--- Problem to work on ---
Strip out the pictures and output each remaining line of the data word for word.

--- Input data ---
== Segment start ==
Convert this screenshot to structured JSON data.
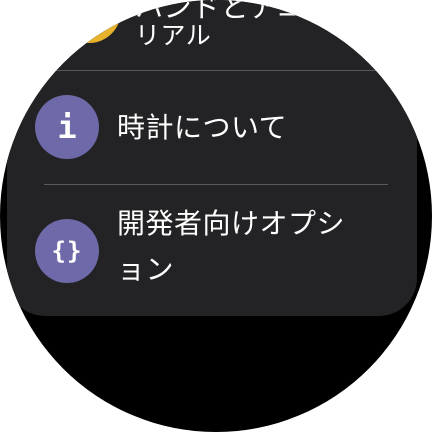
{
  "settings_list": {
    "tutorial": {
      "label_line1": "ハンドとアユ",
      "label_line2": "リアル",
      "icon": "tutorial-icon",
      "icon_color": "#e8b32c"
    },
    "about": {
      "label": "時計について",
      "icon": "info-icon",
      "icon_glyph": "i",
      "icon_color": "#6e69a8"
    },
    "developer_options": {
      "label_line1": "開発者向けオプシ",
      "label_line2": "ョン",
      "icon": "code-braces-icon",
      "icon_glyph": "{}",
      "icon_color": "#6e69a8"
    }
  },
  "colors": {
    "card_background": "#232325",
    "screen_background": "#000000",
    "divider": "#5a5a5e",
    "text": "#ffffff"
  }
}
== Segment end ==
--- Response below ---
Convert this screenshot to structured JSON data.
{
  "settings_list": {
    "tutorial": {
      "label_line1": "ハンドとアユ",
      "label_line2": "リアル",
      "icon": "tutorial-icon",
      "icon_color": "#e8b32c"
    },
    "about": {
      "label": "時計について",
      "icon": "info-icon",
      "icon_glyph": "i",
      "icon_color": "#6e69a8"
    },
    "developer_options": {
      "label_line1": "開発者向けオプシ",
      "label_line2": "ョン",
      "icon": "code-braces-icon",
      "icon_glyph": "{}",
      "icon_color": "#6e69a8"
    }
  },
  "colors": {
    "card_background": "#232325",
    "screen_background": "#000000",
    "divider": "#5a5a5e",
    "text": "#ffffff"
  }
}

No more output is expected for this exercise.